Skin cancers are locally destructive cancerous (malignant) growth of the skin. They originate from the cells of the epidermis, the superficial layer of the skin.
Unlike cutaneous malignant melanoma, the vast majority of these sorts of skin cancers rarely spread to other parts of the body (metastasize) and become life-threatening.
There are three major types of skin cancer: basal cell carcinoma (the most common), squamous cell carcinoma (the second most common), which originate from skin cells, and melanoma, which originates from the pigment-producing skin cells (melanocytes) but is less common, though more dangerous, than the first two varieties.
Other rare forms of skin cancer include lymphomas, Merkel cell cancers, and cancers of other tissue in the skin, including sarcomas as well as hair and sweat gland tumors
Continue reading to find out ways to prevent skin cancer.
1. Wear protective clothing and pay attention to your windows.
You might assume the windows in your home and car effectively block ultraviolet light but this is not so. While your car’s windshield deflects both UVA and UVB rays, its side windows repel only UVB light. UVA won’t burn your skin, but it can give you cancer.
To protect yourself, you don’t have to hole up in a dark basement; just don’t lounge in direct light shining through your windows or skylights in the middle of the day. Also, wear clothing that covers your arms and legs.
2. Pay attention to your diet
According to a 2011 study from the British Journal of Dermatology, if your immune system is weak or compromised, you may be at elevated risk for skin cancer, The likely reason: When your immune system is weakened, it might not be able to kill cancer or tumor cells in their earliest stages.

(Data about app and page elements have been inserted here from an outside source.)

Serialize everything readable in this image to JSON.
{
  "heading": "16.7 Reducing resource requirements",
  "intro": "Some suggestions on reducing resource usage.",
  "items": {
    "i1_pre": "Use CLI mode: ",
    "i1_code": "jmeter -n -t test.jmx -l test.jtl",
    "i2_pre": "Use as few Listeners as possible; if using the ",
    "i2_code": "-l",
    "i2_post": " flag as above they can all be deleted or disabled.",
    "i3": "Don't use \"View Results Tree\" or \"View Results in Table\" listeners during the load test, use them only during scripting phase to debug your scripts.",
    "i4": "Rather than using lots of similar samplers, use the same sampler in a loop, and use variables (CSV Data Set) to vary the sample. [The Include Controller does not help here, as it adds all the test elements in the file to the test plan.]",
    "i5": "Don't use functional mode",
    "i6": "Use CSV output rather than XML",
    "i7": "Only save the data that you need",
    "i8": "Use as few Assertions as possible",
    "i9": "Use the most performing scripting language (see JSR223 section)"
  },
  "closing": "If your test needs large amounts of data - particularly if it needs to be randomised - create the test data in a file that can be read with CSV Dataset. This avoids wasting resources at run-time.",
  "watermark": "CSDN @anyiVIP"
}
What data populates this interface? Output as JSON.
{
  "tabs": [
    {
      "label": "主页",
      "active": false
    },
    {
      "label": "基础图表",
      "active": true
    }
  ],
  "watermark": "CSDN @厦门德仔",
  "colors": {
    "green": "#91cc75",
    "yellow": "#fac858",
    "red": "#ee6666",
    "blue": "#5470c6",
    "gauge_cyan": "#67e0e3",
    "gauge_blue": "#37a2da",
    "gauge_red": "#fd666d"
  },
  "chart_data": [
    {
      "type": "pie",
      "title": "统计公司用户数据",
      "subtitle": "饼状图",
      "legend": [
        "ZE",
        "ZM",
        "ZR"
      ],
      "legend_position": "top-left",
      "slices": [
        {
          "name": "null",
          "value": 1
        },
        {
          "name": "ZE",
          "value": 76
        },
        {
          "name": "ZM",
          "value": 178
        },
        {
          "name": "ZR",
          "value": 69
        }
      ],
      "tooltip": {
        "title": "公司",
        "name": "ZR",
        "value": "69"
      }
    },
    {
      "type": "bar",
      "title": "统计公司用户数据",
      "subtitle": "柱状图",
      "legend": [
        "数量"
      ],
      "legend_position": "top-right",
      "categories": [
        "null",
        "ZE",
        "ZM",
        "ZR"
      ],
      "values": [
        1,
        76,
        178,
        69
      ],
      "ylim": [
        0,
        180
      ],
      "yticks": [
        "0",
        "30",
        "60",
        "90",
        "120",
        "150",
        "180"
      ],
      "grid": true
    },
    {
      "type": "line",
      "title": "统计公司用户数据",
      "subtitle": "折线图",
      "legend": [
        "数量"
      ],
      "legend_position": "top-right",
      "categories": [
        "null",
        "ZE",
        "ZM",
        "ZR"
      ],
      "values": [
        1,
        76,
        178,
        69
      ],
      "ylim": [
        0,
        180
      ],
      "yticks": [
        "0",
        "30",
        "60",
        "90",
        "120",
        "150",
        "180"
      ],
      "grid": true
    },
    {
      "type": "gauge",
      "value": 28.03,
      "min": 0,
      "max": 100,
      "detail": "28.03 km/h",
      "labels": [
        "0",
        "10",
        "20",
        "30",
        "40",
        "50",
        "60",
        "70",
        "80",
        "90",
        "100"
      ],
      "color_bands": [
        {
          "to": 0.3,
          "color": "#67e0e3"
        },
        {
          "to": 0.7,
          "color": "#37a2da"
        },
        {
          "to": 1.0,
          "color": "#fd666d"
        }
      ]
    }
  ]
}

If you tend to get sick often, that’s a sign your immune system may not be in top shape. Along with exercise and maintaining a healthy weight, some foods are known immune-boosters. Eating more garlic, yogurt, and black and green tea will benefit your body.
3. Sunscreen is very important
Sunscreen should be applied 20 minutes before exposure to UV in order to create the intended protective barrier. It should be applied liberally and evenly to clean and dry skin.
Sunscreen should always be reapplied at least every two hours, irrespective of the water resistance of the sunscreen. Swimming, sport, sweating and towel drying can reduce the effectiveness of the product, so sunscreen should always be reapplied after these activities.
4. Wear more sunshades
Seek shade when appropriate, remembering that the sun’s rays are strongest between noon and 4 p.m. If your shadow is shorter than you are, then definitely seek shade.